TASK GOAL: Retype the whole listing that follows so that it matches the original exactly.
··· DATASET EXTRACT
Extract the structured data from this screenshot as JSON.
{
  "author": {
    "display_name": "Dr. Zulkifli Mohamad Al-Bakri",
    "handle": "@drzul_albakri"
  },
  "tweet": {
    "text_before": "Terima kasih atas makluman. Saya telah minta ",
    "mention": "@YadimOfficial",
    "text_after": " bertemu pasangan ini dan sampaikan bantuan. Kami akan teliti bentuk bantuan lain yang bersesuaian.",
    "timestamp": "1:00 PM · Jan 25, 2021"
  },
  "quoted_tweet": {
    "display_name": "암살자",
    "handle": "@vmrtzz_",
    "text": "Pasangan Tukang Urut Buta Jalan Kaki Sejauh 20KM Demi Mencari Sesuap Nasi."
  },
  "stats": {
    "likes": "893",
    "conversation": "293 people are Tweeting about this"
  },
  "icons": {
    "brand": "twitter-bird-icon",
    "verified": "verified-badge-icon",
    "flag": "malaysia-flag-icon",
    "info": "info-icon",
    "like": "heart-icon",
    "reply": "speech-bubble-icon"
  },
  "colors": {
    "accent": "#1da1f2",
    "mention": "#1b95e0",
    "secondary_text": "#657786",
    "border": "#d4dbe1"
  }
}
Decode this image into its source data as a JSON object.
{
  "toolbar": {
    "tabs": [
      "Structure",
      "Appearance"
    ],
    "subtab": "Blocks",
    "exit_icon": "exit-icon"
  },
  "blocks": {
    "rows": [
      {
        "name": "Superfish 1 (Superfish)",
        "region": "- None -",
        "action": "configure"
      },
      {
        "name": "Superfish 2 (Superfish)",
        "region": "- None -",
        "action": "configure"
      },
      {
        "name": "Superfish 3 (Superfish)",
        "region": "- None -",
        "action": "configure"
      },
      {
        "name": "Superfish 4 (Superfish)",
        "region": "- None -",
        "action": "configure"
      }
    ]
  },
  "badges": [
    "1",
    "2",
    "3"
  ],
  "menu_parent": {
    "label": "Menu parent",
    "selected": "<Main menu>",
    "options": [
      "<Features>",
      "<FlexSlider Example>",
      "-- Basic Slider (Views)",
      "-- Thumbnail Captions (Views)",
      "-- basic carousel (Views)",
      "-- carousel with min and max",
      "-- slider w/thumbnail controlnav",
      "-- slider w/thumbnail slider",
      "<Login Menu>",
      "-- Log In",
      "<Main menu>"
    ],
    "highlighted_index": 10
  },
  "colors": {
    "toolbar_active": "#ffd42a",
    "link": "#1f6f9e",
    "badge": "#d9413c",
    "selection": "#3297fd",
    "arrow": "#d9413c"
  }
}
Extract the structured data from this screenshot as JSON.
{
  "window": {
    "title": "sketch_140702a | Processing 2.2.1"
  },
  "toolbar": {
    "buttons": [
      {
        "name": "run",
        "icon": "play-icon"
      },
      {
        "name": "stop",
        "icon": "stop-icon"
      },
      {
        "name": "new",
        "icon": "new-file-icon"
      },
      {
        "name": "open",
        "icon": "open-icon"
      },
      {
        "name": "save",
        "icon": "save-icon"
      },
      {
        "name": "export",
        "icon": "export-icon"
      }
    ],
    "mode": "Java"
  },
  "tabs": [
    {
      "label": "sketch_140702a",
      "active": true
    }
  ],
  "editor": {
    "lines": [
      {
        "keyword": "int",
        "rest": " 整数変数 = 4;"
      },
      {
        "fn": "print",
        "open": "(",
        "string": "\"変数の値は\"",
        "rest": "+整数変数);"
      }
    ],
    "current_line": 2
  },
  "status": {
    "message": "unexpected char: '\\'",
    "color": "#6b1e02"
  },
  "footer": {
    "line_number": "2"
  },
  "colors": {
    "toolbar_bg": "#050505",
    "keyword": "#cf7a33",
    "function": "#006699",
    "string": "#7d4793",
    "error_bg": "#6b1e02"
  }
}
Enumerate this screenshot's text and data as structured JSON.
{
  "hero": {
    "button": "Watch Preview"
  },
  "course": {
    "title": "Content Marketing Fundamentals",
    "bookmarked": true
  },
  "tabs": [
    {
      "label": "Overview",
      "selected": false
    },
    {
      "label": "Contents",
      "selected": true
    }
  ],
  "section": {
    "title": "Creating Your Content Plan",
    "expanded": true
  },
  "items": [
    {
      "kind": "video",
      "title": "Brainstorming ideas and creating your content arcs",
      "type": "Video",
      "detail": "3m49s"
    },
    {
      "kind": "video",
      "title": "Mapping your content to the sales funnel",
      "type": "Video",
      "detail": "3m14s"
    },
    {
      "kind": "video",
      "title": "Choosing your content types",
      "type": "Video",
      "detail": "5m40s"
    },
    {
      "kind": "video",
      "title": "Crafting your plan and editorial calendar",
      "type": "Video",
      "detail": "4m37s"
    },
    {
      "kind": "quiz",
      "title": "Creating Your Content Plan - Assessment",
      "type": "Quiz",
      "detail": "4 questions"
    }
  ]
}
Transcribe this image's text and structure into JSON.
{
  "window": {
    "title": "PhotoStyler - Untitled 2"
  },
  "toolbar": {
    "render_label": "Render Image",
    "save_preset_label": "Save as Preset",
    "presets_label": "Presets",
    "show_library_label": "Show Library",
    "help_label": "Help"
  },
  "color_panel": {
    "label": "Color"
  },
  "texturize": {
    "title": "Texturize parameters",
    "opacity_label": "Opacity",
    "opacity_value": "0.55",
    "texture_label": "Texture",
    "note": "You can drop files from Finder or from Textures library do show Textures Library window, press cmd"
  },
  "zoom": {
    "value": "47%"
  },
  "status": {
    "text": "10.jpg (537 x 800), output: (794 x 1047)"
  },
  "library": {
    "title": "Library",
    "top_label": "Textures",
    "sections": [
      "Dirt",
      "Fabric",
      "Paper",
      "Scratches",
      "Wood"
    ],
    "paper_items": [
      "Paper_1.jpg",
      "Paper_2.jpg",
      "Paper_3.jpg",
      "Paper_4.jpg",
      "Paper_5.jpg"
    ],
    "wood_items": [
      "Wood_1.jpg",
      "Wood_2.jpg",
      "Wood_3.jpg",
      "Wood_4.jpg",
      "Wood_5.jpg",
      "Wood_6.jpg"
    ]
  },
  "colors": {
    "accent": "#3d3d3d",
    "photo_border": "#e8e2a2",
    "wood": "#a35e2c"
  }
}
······
REPLY:
Extract the structured data from this screenshot as JSON.
{
  "author": {
    "display_name": "Dr. Zulkifli Mohamad Al-Bakri",
    "handle": "@drzul_albakri"
  },
  "tweet": {
    "text_before": "Terima kasih atas makluman. Saya telah minta ",
    "mention": "@YadimOfficial",
    "text_after": " bertemu pasangan ini dan sampaikan bantuan. Kami akan teliti bentuk bantuan lain yang bersesuaian.",
    "timestamp": "1:00 PM · Jan 25, 2021"
  },
  "quoted_tweet": {
    "display_name": "암살자",
    "handle": "@vmrtzz_",
    "text": "Pasangan Tukang Urut Buta Jalan Kaki Sejauh 20KM Demi Mencari Sesuap Nasi."
  },
  "stats": {
    "likes": "893",
    "conversation": "293 people are Tweeting about this"
  },
  "icons": {
    "brand": "twitter-bird-icon",
    "verified": "verified-badge-icon",
    "flag": "malaysia-flag-icon",
    "info": "info-icon",
    "like": "heart-icon",
    "reply": "speech-bubble-icon"
  },
  "colors": {
    "accent": "#1da1f2",
    "mention": "#1b95e0",
    "secondary_text": "#657786",
    "border": "#d4dbe1"
  }
}
Decode this image into its source data as a JSON object.
{
  "toolbar": {
    "tabs": [
      "Structure",
      "Appearance"
    ],
    "subtab": "Blocks",
    "exit_icon": "exit-icon"
  },
  "blocks": {
    "rows": [
      {
        "name": "Superfish 1 (Superfish)",
        "region": "- None -",
        "action": "configure"
      },
      {
        "name": "Superfish 2 (Superfish)",
        "region": "- None -",
        "action": "configure"
      },
      {
        "name": "Superfish 3 (Superfish)",
        "region": "- None -",
        "action": "configure"
      },
      {
        "name": "Superfish 4 (Superfish)",
        "region": "- None -",
        "action": "configure"
      }
    ]
  },
  "badges": [
    "1",
    "2",
    "3"
  ],
  "menu_parent": {
    "label": "Menu parent",
    "selected": "<Main menu>",
    "options": [
      "<Features>",
      "<FlexSlider Example>",
      "-- Basic Slider (Views)",
      "-- Thumbnail Captions (Views)",
      "-- basic carousel (Views)",
      "-- carousel with min and max",
      "-- slider w/thumbnail controlnav",
      "-- slider w/thumbnail slider",
      "<Login Menu>",
      "-- Log In",
      "<Main menu>"
    ],
    "highlighted_index": 10
  },
  "colors": {
    "toolbar_active": "#ffd42a",
    "link": "#1f6f9e",
    "badge": "#d9413c",
    "selection": "#3297fd",
    "arrow": "#d9413c"
  }
}
Extract the structured data from this screenshot as JSON.
{
  "window": {
    "title": "sketch_140702a | Processing 2.2.1"
  },
  "toolbar": {
    "buttons": [
      {
        "name": "run",
        "icon": "play-icon"
      },
      {
        "name": "stop",
        "icon": "stop-icon"
      },
      {
        "name": "new",
        "icon": "new-file-icon"
      },
      {
        "name": "open",
        "icon": "open-icon"
      },
      {
        "name": "save",
        "icon": "save-icon"
      },
      {
        "name": "export",
        "icon": "export-icon"
      }
    ],
    "mode": "Java"
  },
  "tabs": [
    {
      "label": "sketch_140702a",
      "active": true
    }
  ],
  "editor": {
    "lines": [
      {
        "keyword": "int",
        "rest": " 整数変数 = 4;"
      },
      {
        "fn": "print",
        "open": "(",
        "string": "\"変数の値は\"",
        "rest": "+整数変数);"
      }
    ],
    "current_line": 2
  },
  "status": {
    "message": "unexpected char: '\\'",
    "color": "#6b1e02"
  },
  "footer": {
    "line_number": "2"
  },
  "colors": {
    "toolbar_bg": "#050505",
    "keyword": "#cf7a33",
    "function": "#006699",
    "string": "#7d4793",
    "error_bg": "#6b1e02"
  }
}
Enumerate this screenshot's text and data as structured JSON.
{
  "hero": {
    "button": "Watch Preview"
  },
  "course": {
    "title": "Content Marketing Fundamentals",
    "bookmarked": true
  },
  "tabs": [
    {
      "label": "Overview",
      "selected": false
    },
    {
      "label": "Contents",
      "selected": true
    }
  ],
  "section": {
    "title": "Creating Your Content Plan",
    "expanded": true
  },
  "items": [
    {
      "kind": "video",
      "title": "Brainstorming ideas and creating your content arcs",
      "type": "Video",
      "detail": "3m49s"
    },
    {
      "kind": "video",
      "title": "Mapping your content to the sales funnel",
      "type": "Video",
      "detail": "3m14s"
    },
    {
      "kind": "video",
      "title": "Choosing your content types",
      "type": "Video",
      "detail": "5m40s"
    },
    {
      "kind": "video",
      "title": "Crafting your plan and editorial calendar",
      "type": "Video",
      "detail": "4m37s"
    },
    {
      "kind": "quiz",
      "title": "Creating Your Content Plan - Assessment",
      "type": "Quiz",
      "detail": "4 questions"
    }
  ]
}
Transcribe this image's text and structure into JSON.
{
  "window": {
    "title": "PhotoStyler - Untitled 2"
  },
  "toolbar": {
    "render_label": "Render Image",
    "save_preset_label": "Save as Preset",
    "presets_label": "Presets",
    "show_library_label": "Show Library",
    "help_label": "Help"
  },
  "color_panel": {
    "label": "Color"
  },
  "texturize": {
    "title": "Texturize parameters",
    "opacity_label": "Opacity",
    "opacity_value": "0.55",
    "texture_label": "Texture",
    "note": "You can drop files from Finder or from Textures library do show Textures Library window, press cmd"
  },
  "zoom": {
    "value": "47%"
  },
  "status": {
    "text": "10.jpg (537 x 800), output: (794 x 1047)"
  },
  "library": {
    "title": "Library",
    "top_label": "Textures",
    "sections": [
      "Dirt",
      "Fabric",
      "Paper",
      "Scratches",
      "Wood"
    ],
    "paper_items": [
      "Paper_1.jpg",
      "Paper_2.jpg",
      "Paper_3.jpg",
      "Paper_4.jpg",
      "Paper_5.jpg"
    ],
    "wood_items": [
      "Wood_1.jpg",
      "Wood_2.jpg",
      "Wood_3.jpg",
      "Wood_4.jpg",
      "Wood_5.jpg",
      "Wood_6.jpg"
    ]
  },
  "colors": {
    "accent": "#3d3d3d",
    "photo_border": "#e8e2a2",
    "wood": "#a35e2c"
  }
}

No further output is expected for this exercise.